## TASK TO COMPLETE
Repeat the records below exactly.

## RAW DATA
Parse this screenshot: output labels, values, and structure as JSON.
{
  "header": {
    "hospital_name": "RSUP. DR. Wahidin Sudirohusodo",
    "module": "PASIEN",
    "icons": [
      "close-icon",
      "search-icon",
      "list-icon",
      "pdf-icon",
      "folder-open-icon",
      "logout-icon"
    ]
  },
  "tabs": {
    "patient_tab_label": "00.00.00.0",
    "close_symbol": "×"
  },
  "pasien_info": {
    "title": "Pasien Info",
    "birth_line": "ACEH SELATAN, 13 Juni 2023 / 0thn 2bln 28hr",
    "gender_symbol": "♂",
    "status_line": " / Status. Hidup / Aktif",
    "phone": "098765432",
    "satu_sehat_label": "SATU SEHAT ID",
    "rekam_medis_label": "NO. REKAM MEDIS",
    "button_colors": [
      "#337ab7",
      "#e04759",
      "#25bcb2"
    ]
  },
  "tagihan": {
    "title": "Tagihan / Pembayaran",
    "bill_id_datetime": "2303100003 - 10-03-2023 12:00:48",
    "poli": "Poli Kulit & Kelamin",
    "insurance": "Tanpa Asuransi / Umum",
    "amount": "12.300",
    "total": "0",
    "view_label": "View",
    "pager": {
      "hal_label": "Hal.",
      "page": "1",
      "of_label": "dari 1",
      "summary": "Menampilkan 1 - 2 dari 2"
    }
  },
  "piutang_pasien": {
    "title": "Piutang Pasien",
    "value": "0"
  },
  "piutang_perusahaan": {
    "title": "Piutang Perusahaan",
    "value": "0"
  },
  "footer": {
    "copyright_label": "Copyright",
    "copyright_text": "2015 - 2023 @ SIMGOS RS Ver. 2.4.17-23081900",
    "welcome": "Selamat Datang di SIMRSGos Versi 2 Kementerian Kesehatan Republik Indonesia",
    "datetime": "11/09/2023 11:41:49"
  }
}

## TASK SOLUTION
Parse this screenshot: output labels, values, and structure as JSON.
{
  "header": {
    "hospital_name": "RSUP. DR. Wahidin Sudirohusodo",
    "module": "PASIEN",
    "icons": [
      "close-icon",
      "search-icon",
      "list-icon",
      "pdf-icon",
      "folder-open-icon",
      "logout-icon"
    ]
  },
  "tabs": {
    "patient_tab_label": "00.00.00.0",
    "close_symbol": "×"
  },
  "pasien_info": {
    "title": "Pasien Info",
    "birth_line": "ACEH SELATAN, 13 Juni 2023 / 0thn 2bln 28hr",
    "gender_symbol": "♂",
    "status_line": " / Status. Hidup / Aktif",
    "phone": "098765432",
    "satu_sehat_label": "SATU SEHAT ID",
    "rekam_medis_label": "NO. REKAM MEDIS",
    "button_colors": [
      "#337ab7",
      "#e04759",
      "#25bcb2"
    ]
  },
  "tagihan": {
    "title": "Tagihan / Pembayaran",
    "bill_id_datetime": "2303100003 - 10-03-2023 12:00:48",
    "poli": "Poli Kulit & Kelamin",
    "insurance": "Tanpa Asuransi / Umum",
    "amount": "12.300",
    "total": "0",
    "view_label": "View",
    "pager": {
      "hal_label": "Hal.",
      "page": "1",
      "of_label": "dari 1",
      "summary": "Menampilkan 1 - 2 dari 2"
    }
  },
  "piutang_pasien": {
    "title": "Piutang Pasien",
    "value": "0"
  },
  "piutang_perusahaan": {
    "title": "Piutang Perusahaan",
    "value": "0"
  },
  "footer": {
    "copyright_label": "Copyright",
    "copyright_text": "2015 - 2023 @ SIMGOS RS Ver. 2.4.17-23081900",
    "welcome": "Selamat Datang di SIMRSGos Versi 2 Kementerian Kesehatan Republik Indonesia",
    "datetime": "11/09/2023 11:41:49"
  }
}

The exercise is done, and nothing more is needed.